--- DATA FOR THIS EXERCISE ---

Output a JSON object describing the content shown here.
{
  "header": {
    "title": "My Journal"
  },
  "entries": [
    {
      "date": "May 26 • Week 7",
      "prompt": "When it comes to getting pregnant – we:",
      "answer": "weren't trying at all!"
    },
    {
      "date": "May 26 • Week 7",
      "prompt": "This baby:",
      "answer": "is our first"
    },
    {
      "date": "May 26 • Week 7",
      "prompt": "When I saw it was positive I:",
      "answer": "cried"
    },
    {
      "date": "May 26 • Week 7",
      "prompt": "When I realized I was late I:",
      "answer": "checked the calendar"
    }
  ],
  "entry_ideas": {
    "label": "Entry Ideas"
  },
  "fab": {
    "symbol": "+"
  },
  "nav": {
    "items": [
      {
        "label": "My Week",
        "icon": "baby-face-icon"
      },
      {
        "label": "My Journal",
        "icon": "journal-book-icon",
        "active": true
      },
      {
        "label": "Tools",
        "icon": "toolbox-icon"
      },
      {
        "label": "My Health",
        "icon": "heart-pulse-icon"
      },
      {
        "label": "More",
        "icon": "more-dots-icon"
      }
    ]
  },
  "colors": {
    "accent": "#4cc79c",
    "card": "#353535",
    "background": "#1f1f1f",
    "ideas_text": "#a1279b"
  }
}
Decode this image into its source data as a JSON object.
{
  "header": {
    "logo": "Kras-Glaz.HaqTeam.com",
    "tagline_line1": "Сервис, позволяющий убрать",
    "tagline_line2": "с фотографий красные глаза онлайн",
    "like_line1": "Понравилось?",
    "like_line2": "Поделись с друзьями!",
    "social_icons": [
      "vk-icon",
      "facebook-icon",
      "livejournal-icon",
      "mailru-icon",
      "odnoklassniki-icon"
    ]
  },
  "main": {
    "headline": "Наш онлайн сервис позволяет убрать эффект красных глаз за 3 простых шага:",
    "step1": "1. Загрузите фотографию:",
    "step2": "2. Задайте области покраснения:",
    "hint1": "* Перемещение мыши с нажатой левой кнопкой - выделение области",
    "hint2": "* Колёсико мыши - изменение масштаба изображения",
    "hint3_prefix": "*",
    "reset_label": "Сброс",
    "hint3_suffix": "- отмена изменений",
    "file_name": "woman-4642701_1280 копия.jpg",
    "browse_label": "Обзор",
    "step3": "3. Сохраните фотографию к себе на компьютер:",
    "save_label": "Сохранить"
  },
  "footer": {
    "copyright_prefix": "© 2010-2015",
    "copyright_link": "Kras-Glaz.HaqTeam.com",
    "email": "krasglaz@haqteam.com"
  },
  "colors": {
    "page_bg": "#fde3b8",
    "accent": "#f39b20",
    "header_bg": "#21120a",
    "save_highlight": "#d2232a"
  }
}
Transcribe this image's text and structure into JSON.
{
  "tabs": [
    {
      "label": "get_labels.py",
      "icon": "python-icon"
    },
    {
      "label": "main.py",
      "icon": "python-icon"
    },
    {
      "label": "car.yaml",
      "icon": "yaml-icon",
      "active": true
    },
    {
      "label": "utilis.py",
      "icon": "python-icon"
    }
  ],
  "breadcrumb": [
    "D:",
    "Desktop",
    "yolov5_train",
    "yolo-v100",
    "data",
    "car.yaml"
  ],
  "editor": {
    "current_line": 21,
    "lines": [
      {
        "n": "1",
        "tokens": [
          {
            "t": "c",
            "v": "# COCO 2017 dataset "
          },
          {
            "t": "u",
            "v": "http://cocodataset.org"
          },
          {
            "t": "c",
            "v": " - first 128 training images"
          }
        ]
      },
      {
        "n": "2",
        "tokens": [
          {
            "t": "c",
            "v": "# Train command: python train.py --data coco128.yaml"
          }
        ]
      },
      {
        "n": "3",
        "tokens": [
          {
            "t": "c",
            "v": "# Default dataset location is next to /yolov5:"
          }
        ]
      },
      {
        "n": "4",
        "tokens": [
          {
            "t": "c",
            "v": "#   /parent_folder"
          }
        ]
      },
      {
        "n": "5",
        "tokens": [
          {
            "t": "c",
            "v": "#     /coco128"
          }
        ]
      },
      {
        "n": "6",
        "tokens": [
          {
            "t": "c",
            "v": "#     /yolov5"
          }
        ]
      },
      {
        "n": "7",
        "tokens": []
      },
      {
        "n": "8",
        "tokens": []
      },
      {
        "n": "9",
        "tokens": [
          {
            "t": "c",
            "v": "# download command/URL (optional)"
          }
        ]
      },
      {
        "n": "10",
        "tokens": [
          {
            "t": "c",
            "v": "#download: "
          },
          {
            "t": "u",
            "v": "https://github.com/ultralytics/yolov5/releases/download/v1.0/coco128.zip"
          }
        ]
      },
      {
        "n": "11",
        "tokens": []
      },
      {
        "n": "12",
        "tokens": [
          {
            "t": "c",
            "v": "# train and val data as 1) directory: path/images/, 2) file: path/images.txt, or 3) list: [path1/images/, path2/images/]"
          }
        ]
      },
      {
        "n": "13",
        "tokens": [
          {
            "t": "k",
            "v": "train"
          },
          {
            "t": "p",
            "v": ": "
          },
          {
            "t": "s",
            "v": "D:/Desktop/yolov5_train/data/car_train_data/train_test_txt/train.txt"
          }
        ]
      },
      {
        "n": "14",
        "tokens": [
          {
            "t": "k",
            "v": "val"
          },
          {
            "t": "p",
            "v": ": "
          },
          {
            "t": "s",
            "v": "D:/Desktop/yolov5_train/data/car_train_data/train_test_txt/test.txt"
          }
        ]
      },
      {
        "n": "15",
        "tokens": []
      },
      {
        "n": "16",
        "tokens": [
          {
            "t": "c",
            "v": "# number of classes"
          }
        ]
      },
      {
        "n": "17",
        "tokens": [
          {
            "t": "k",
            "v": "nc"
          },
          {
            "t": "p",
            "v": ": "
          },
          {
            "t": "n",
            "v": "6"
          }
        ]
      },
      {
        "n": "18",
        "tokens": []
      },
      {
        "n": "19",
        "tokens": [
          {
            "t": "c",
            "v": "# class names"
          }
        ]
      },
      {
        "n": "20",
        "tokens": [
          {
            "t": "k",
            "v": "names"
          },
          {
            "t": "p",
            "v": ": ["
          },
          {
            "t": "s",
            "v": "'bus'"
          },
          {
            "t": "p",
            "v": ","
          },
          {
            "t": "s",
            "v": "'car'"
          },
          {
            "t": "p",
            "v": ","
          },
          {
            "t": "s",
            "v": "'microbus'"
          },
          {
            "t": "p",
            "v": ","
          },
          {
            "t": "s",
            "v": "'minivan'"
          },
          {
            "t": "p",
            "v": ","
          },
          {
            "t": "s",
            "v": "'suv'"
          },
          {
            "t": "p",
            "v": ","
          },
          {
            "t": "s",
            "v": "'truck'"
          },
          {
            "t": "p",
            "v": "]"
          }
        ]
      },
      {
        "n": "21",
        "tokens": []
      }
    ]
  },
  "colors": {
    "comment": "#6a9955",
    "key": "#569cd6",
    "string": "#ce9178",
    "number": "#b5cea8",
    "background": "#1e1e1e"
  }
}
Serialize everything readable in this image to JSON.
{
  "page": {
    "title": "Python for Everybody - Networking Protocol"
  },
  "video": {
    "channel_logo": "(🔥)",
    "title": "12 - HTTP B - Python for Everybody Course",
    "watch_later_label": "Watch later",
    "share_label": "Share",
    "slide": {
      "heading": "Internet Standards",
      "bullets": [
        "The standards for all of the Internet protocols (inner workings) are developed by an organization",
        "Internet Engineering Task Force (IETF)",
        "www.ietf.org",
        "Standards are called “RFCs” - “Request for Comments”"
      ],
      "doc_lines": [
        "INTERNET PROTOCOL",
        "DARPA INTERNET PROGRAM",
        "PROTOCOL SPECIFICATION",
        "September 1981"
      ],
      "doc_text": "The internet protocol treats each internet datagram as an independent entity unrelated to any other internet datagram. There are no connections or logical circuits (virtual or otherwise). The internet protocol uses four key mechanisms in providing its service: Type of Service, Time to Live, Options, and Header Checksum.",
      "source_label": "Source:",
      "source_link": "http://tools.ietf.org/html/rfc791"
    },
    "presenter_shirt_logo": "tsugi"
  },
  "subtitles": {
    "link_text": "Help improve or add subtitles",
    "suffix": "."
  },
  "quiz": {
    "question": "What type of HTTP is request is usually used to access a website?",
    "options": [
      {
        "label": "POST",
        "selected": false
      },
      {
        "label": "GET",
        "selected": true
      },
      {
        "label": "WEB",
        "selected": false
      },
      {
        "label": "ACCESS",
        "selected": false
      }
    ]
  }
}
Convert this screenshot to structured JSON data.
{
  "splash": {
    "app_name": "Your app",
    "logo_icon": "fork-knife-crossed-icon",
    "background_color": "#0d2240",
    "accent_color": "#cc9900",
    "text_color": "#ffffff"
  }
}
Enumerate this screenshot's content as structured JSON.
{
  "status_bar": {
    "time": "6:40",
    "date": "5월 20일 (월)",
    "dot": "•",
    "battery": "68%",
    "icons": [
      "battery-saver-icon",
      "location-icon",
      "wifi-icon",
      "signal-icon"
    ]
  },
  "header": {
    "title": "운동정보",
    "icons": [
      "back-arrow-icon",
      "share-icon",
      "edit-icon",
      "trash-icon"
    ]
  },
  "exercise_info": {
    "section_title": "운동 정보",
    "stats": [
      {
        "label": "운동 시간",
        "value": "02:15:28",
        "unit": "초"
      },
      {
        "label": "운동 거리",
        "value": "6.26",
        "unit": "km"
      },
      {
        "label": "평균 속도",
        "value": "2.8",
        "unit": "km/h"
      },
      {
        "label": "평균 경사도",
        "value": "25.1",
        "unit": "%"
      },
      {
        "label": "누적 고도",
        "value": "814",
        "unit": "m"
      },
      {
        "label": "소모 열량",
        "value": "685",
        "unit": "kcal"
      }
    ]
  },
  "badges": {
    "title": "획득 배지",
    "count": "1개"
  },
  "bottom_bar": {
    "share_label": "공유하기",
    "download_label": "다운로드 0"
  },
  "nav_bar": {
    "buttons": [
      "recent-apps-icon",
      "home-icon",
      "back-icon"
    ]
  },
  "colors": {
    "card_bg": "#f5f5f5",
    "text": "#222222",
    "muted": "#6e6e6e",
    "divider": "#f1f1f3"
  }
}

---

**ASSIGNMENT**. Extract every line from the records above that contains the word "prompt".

**TASK ANSWER**.
      "prompt": "When it comes to getting pregnant – we:",
      "prompt": "This baby:",
      "prompt": "When I saw it was positive I:",
      "prompt": "When I realized I was late I:",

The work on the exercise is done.